So many of our festive traditions originate in Germany (Christmas trees, carols, advent calendars) that it seems the perfect place to go for a festive short break without feeling too far from home. Among Germany’s big cities, Munich (or München as the locals call it) is one of the best to visit at holiday time for its combination of Christmas Markets, hearty food, drinks and fairy tale ambiance. If you’re planning a last-minute Christmas break, here’s seven reasons to head to Munich.
1. Christmas markets

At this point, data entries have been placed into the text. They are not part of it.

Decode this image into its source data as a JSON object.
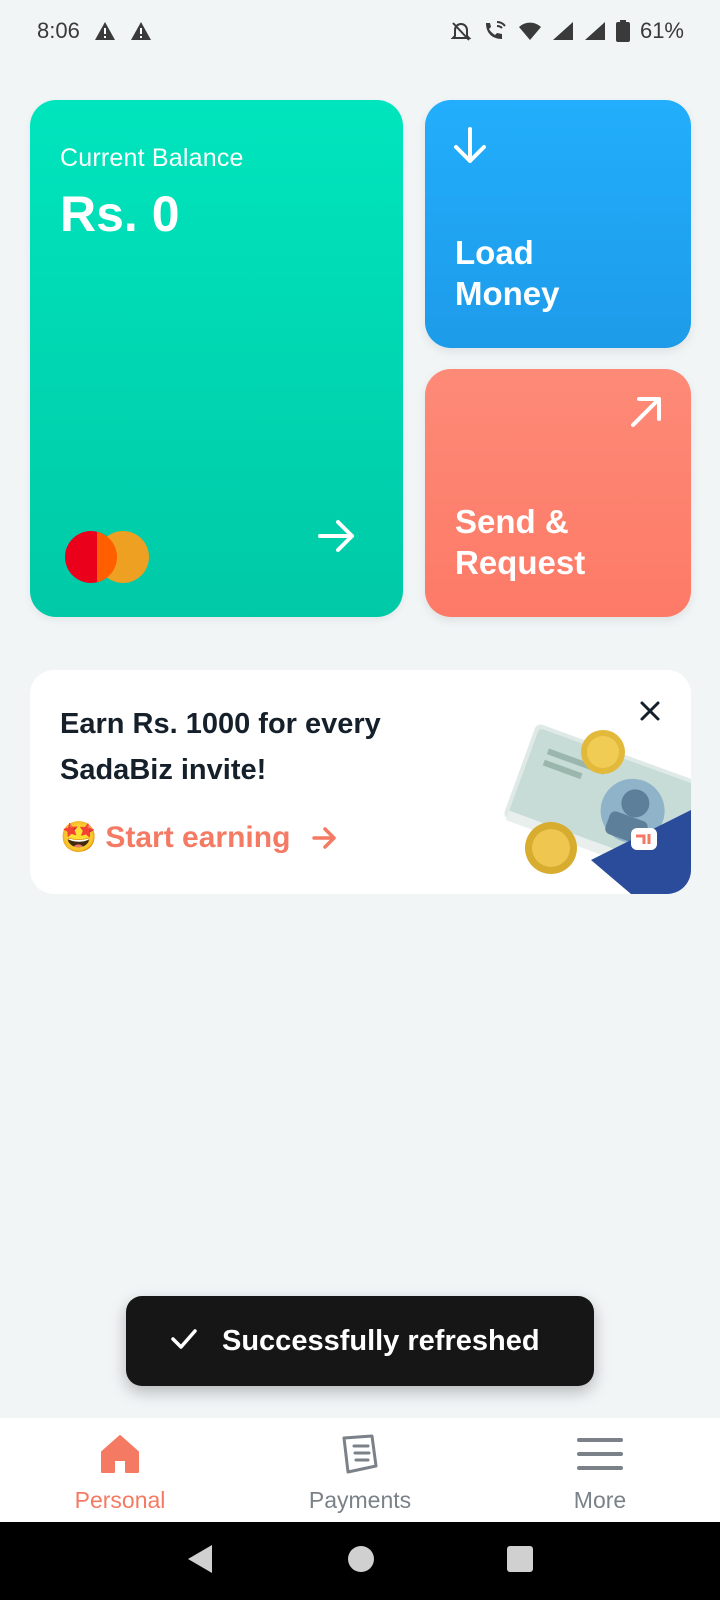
{
  "status_bar": {
    "time": "8:06",
    "battery": "61%",
    "left_icons": [
      "warning-icon",
      "warning-icon"
    ],
    "right_icons": [
      "bell-off-icon",
      "wifi-call-icon",
      "wifi-icon",
      "signal-icon",
      "signal-icon",
      "battery-icon"
    ]
  },
  "balance_card": {
    "label": "Current Balance",
    "value": "Rs. 0",
    "color": "#00d6b2"
  },
  "tiles": {
    "load_money": {
      "label_line1": "Load",
      "label_line2": "Money",
      "color": "#1fa6f4"
    },
    "send_request": {
      "label_line1": "Send &",
      "label_line2": "Request",
      "color": "#fd826f"
    }
  },
  "promo": {
    "title_line1": "Earn Rs. 1000 for every",
    "title_line2": "SadaBiz invite!",
    "emoji": "🤩",
    "cta": "Start earning"
  },
  "toast": {
    "message": "Successfully refreshed"
  },
  "bottom_nav": {
    "items": [
      {
        "label": "Personal",
        "icon": "home-icon",
        "active": true
      },
      {
        "label": "Payments",
        "icon": "receipt-icon",
        "active": false
      },
      {
        "label": "More",
        "icon": "menu-icon",
        "active": false
      }
    ],
    "accent_color": "#f47a63"
  }
}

Overlooked by the Neues Rathaus and its famous glockenspiel, Marienplatz is the site of Munich’s enormous Christmas market which this year runs from 27th November to 24th December. Popular with residents and tourists alike, the market features traditional Bavarian handicrafts such as hand painted glass baubles, sheepskin jackets and nostalgic paper pictures as well as festive food & drink like fresh chestnuts, stolen, baked apples, gingerbread, mulled wine and herb liqueurs.
2. Christmas shopping
You could easily pick up unique Christmas gifts for the entire family at the Munich Christmas markets but if you’re looking for something flashier, Munich city centre has plenty of shopping malls, high street stores and designer boutiques to choose from, including the popular Fünf Höfe shopping centre on Theatinerstrasse and the exclusive shopping boulevard of Maximilianstrasse, filled with luxury couture.
3. Beer Halls
When you think Munich, you think beer! This is mainly due to the legendary Oktoberfest but the cities beer halls are also great places to visit at Christmas. The most famous is undoubtedly the Hofbräuhaus but its status as Munich’s best-known beer hall means it’s often crowded with tourists. No less charming but maybe a bit quieter, try the cavernous Augustiner-Bräustuben near the main station or the Löwenbräukeller which is a little further out. Both offer traditional food, typical Bavarian music and of course, huge Maß of beer!
Beer isn’t the only traditional drink of choice for winter in Munich. When wandering around the Christmas markets it’s somewhat of a ritual to purchase a Glühwein (mulled wine) to keep you toasty as you browse the stalls. But you can get mulled wine everywhere these days so why not try a Munich speciality – “Feuerzangenbowle” – a traditional German drink made from red wine, rum, fruit, cinnamon and sugar.
5. Hearty food
Just like beer, Munich is synonymous with sausages. Bratwurst, Bockwurst, Weisswurst, Blutwurst, Knackwurst, Leberwurst, Currywurst; the list is virtually endless. Great as a snack to keep you going or as a main meal in the evening, you can’t go to Munich and not give at least one of them a try! And with more German specialties like Gulasch, Rouladen, Schnitzel, and Bratkartoffeln on offer in the city’s numerous restaurants, you’re sure to leave Munich completely sated!
6. Sweet treats
If you’ve got any space left after all that, then you’ve got to try some of Munich’s sweet specialities. Around the Christmas markets the sweet smell of waffles, apple strudel and gingerbread fill the air, creating continuous temptation which is hard to resist. Munich also has plenty of chocolate shops to tickle your taste buds. Family-run Elly Seidl, located across from the Theatinerstrasse tram stop, is an idyllic little chocolate shop to handpick a selection of pralines, liqueurs and truffles to treat yourself or your loved ones.
Much as we’re sure you’d like to, you can’t spend all your time at the Christmas markets so while you’re in Munich, why not pay a visit to the home of one of Europe’s biggest teams, FC Bayern Munich. The futuristic Allianz Arena is an easy ride from the city centre via U-Bahn. There’s an FC Bayern Megastore where you can pick up some merchandise (official Bayern Munich branded lederhosen anyone?) plus stadium tours where you can go behind the scenes and visit the dressing rooms, the tunnel and the media zone. Don’t forget to pay a visit to FC Bayern Erlebniswelt, Germany’s biggest club museum; a ticket for both costs just €19.
Have a look at our great range of festive breaks from celebrating Christmas in the UK, seeing in the New Year in Europe, festive theatre shows, breaks in Iceland, Christmas markets and more…